ISA-PLAN® and ISA-WELD®
With the beginning of production of the first
SMD-mOhm current-measuring resistor in the world in 1987, we have developed
a variety of precision and power resistors. They were all manufactured
based on our ISA-PLAN® and ISA-WELD® technologies.
These two technologies enable us to offer
resistors which fulfill all the characteristics expected from a precision
resistor for current measurement: high long-term stability and continuous
as well as pulse loadability, minimized power losses during high-current
measurements, low inductance values, low thermoelectric voltage against
copper as well as resistance values that are largely independent of the
Insights in the
begins withâThe production process of ISA-PLAN
the gluing of the Manganin® or Zeranin® foil with a metal substrate made
from copper or anodized aluminium. The high-temperature-resistant
connection is optimized with regard to adhesion, insulation and above all
low thermal resistance between resistance foil and substrate.
Resistance foil and substrate are pretreated and then laminated in a vacuum
under high pressure and at high temperature. This guarantees constant
gluing operations on the copies, without any inclusion of air.
After cleaning, marking and dowel hole stamping
the copies undergo a photolithography process, in which the individual
resistance structures (presently more than 10,000 units per copy) are
already defined. Together with the etching technique, this planar structure
enables the manufacture of ideal four-wire SMD resistors in the value range
of a few milliohms.
The four-wire (Kelvin) connection completely
eliminates the influence of the Cu-connection resistance on the resistance value
and TK and guarantees high reproducibility. All influences of the soldering
point quality on the resistance value are excluded through this. For the
2-wire designs, together with the layout of the printed circuit a quasi
4-wire connection can be realized, which comes very close to the ideal
After the etching process follow further chemical
treatments as well as largely automated processes such as lasing and
calibration. The separating of the resistors from the substrate is carried
out by means of lasing, stamping or sawing. Likewise fully automated
automats perform the final work: cleaning, resistance test, labeling and
packaging (in the belt for the automatic SMD assembling at the customer).

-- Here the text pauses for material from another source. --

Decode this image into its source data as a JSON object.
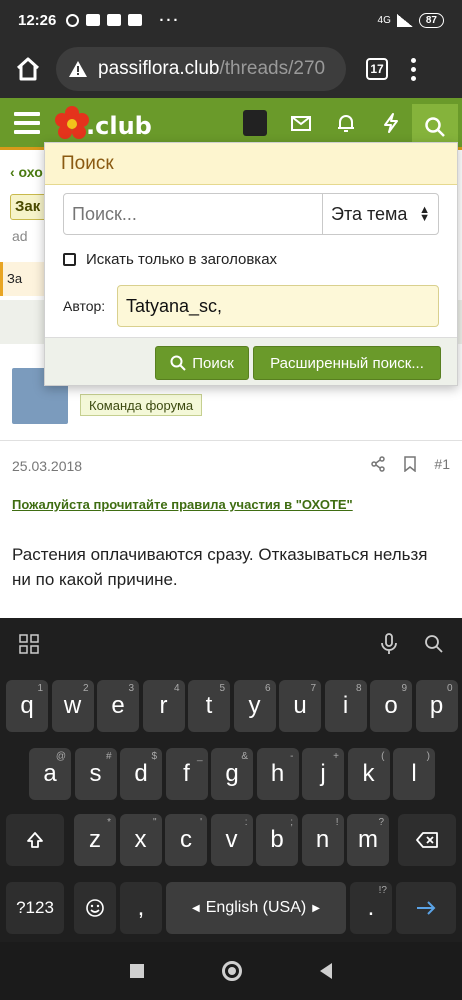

In order to detect weak points in the etched structure, every resistor is
tested under electrical pulse load with subsequent evaluation of the IR

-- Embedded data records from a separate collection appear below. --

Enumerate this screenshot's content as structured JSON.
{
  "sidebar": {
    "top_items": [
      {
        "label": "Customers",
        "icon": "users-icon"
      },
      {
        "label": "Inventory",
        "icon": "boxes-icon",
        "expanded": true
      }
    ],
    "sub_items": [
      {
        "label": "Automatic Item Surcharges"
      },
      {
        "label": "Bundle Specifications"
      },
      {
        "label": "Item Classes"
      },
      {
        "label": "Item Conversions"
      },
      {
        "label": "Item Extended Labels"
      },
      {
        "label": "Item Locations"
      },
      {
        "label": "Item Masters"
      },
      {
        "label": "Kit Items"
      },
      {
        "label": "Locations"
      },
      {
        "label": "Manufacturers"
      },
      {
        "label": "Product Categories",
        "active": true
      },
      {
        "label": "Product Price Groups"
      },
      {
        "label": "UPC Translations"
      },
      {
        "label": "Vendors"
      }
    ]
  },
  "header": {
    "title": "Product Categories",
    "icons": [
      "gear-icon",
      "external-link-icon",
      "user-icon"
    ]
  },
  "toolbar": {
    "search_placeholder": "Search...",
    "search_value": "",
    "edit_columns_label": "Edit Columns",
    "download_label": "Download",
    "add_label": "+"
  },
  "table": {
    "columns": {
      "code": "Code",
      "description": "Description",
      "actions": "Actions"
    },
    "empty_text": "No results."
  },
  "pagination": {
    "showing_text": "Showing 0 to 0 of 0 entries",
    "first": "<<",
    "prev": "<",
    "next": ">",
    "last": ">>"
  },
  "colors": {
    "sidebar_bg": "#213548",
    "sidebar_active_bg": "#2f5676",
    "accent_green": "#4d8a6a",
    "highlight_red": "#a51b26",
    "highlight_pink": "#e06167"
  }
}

image. The finished coils are welded in foil to maintain the solderability
and back-gassed with nitrogen. Every coil is identified with a barcode,

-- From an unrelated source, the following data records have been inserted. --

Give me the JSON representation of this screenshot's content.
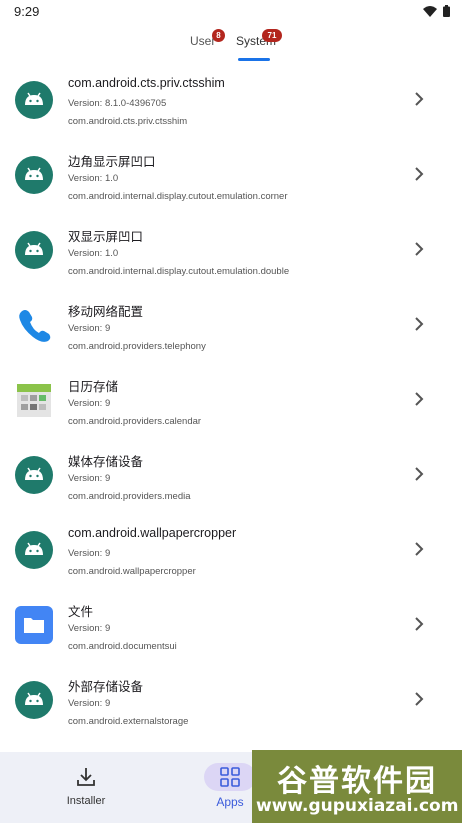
{
  "status_bar": {
    "time": "9:29"
  },
  "tabs": {
    "user": {
      "label": "User",
      "badge": "8"
    },
    "system": {
      "label": "System",
      "badge": "71"
    }
  },
  "apps": [
    {
      "name": "com.android.cts.priv.ctsshim",
      "version": "Version: 8.1.0-4396705",
      "package": "com.android.cts.priv.ctsshim",
      "icon": "android-icon"
    },
    {
      "name": "边角显示屏凹口",
      "version": "Version: 1.0",
      "package": "com.android.internal.display.cutout.emulation.corner",
      "icon": "android-icon"
    },
    {
      "name": "双显示屏凹口",
      "version": "Version: 1.0",
      "package": "com.android.internal.display.cutout.emulation.double",
      "icon": "android-icon"
    },
    {
      "name": "移动网络配置",
      "version": "Version: 9",
      "package": "com.android.providers.telephony",
      "icon": "phone-icon"
    },
    {
      "name": "日历存储",
      "version": "Version: 9",
      "package": "com.android.providers.calendar",
      "icon": "calendar-icon"
    },
    {
      "name": "媒体存储设备",
      "version": "Version: 9",
      "package": "com.android.providers.media",
      "icon": "android-icon"
    },
    {
      "name": "com.android.wallpapercropper",
      "version": "Version: 9",
      "package": "com.android.wallpapercropper",
      "icon": "android-icon"
    },
    {
      "name": "文件",
      "version": "Version: 9",
      "package": "com.android.documentsui",
      "icon": "folder-icon"
    },
    {
      "name": "外部存储设备",
      "version": "Version: 9",
      "package": "com.android.externalstorage",
      "icon": "android-icon"
    }
  ],
  "bottom_nav": {
    "installer": {
      "label": "Installer",
      "icon": "download-icon"
    },
    "apps": {
      "label": "Apps",
      "icon": "grid-icon"
    }
  },
  "watermark": {
    "top": "谷普软件园",
    "bottom": "www.gupuxiazai.com"
  },
  "colors": {
    "android_teal": "#1f7a6b",
    "accent": "#1a73e8",
    "badge": "#b3261e",
    "nav_bg": "#eef0f7"
  }
}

through which all relevant data can be traced back, such as type of
resistor, value, tolerance, date-code, quantity and coil number.
On request an additional identification with a customer-specific part
number is possible.
Insights in the
The resistors are stamped from composite material
(three longitudinal seam welded bands made from copper+resistance
material+copper). The process is very flexible: thickness and width of the
bands are also variable as are the resistance materials Manganin®,
Zeranin®, Isaohm® and Aluchrome. The relatively free shaping in the
stamping-, bending- and imprinting process increases the design options of
The composite material is welded
continuously on the band. This takes place in a vacuum using an electron
beam and without material allowance, whereby the bands are cleaned on entry
into the machine and the flanks freshly machined. That prevents impurities
or oxides in the welded seam and ensures that greatly physically or
metallurgically differing materials can also be welded economically and
without faults. A particular advantage is the narrow welding zone, with
about one third of the material thickness. Through this the transition
takes place quasi abruptly, which minimizes the influence of the alloy zone
on the resistance value and the electrical properties of the measuring
resistance. The benefit for the user: when assembling the component on the
printed circuit or in the conductor rail, he no longer needs to establish
the connection resistance material – copper himself.
The comparably low supply line resistance of the
Cu-connections ensures, that the total resistance is only insignificantly
higher that the actual measuring resistance. The total load is thus reduced
to a minimum. In addition, with its high thermal conductivity and thermal
capacity the heat generated in the resistance material is very efficiently
dissipated or stored in the adjacent Cu-connections.
Due to their extremely high electrical
conductivity, the solid Cu-connections also ensure for an even current density
and heat distribution in the resistor. As a result Hot Spots are avoided
and a high pulse- and continuous loadability is achieved.